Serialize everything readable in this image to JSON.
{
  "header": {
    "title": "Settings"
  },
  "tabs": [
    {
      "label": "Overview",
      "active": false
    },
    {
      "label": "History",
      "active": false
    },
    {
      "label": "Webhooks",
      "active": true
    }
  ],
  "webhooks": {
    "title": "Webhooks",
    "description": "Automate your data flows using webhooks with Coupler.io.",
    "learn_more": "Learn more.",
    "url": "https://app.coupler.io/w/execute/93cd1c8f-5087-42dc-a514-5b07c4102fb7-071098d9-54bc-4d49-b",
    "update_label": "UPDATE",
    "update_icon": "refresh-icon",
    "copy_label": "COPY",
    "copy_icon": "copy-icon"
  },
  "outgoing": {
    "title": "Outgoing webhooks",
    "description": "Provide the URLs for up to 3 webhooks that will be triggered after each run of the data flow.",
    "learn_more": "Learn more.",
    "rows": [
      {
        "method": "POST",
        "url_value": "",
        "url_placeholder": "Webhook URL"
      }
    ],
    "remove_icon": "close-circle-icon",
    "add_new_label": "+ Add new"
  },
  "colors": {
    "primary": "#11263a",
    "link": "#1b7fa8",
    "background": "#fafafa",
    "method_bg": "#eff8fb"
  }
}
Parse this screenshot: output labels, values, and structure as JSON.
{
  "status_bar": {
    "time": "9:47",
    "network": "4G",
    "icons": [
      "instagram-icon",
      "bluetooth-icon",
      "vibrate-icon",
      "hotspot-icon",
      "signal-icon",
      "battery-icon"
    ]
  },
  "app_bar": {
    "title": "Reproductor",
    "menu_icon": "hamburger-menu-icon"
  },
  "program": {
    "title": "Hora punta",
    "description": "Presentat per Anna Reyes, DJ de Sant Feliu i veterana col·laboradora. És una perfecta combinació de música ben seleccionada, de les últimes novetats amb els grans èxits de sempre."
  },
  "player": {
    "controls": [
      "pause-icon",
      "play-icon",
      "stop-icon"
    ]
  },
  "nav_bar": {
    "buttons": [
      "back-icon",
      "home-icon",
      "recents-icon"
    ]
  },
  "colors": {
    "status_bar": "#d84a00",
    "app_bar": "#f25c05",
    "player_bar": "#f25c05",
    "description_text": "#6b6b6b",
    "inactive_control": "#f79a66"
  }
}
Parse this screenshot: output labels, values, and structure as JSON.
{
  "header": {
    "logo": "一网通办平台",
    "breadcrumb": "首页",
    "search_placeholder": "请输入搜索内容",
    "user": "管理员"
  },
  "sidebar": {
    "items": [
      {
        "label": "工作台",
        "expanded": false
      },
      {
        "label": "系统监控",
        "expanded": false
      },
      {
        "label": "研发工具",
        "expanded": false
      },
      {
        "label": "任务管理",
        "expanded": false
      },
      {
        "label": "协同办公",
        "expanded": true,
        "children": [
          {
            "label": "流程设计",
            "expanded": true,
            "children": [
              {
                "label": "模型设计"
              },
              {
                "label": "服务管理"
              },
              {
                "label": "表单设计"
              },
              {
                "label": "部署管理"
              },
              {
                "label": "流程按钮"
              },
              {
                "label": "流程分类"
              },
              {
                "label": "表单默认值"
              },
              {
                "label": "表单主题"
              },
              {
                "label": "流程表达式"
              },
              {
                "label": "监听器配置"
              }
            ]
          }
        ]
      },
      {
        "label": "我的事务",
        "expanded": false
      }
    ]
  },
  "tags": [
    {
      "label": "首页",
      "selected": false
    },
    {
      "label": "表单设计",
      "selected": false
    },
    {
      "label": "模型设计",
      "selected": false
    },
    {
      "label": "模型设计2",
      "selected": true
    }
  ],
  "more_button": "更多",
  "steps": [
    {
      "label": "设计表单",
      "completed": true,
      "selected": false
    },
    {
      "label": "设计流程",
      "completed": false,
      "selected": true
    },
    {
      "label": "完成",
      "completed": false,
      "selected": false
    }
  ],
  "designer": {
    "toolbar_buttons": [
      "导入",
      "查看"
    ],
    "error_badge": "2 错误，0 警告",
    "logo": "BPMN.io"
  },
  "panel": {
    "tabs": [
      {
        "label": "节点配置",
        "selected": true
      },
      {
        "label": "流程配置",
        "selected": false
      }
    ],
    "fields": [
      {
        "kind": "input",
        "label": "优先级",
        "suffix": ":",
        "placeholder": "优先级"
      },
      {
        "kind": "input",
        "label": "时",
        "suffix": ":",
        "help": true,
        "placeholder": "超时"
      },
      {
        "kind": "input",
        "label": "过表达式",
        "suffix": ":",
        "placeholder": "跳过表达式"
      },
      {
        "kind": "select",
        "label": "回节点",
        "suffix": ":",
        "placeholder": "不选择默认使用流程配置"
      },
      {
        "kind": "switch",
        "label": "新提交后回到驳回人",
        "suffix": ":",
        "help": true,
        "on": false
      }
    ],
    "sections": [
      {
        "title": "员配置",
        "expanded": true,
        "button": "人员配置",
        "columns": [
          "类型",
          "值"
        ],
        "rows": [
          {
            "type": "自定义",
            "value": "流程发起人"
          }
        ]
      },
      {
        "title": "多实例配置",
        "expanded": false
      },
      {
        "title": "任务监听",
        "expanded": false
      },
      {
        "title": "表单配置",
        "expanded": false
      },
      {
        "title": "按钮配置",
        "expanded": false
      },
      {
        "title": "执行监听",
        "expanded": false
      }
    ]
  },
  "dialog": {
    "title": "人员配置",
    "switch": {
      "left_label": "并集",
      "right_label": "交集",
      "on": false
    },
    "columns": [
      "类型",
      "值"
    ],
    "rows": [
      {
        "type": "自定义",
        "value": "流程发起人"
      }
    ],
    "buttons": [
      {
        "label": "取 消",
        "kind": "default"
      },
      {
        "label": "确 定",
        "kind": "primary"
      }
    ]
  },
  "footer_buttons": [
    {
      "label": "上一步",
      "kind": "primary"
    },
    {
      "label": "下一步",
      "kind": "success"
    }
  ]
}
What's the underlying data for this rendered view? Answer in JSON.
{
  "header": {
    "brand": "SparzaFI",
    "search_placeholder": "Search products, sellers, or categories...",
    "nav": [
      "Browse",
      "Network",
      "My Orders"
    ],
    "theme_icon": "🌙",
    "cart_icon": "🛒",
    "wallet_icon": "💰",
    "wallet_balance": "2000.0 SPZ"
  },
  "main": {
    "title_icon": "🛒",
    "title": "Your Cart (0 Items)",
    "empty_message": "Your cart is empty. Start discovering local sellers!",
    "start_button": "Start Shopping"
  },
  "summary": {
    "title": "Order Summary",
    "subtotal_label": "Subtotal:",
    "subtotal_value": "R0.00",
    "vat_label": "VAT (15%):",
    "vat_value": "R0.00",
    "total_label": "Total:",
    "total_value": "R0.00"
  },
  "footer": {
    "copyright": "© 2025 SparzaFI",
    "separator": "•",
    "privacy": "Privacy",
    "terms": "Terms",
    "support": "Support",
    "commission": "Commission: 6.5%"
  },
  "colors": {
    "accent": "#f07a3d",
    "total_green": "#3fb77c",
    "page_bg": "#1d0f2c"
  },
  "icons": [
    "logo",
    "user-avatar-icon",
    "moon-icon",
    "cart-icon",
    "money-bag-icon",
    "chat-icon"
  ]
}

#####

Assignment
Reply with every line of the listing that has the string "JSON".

Solution for this exercise
Serialize everything readable in this image to JSON.
Parse this screenshot: output labels, values, and structure as JSON.
Parse this screenshot: output labels, values, and structure as JSON.
What's the underlying data for this rendered view? Answer in JSON.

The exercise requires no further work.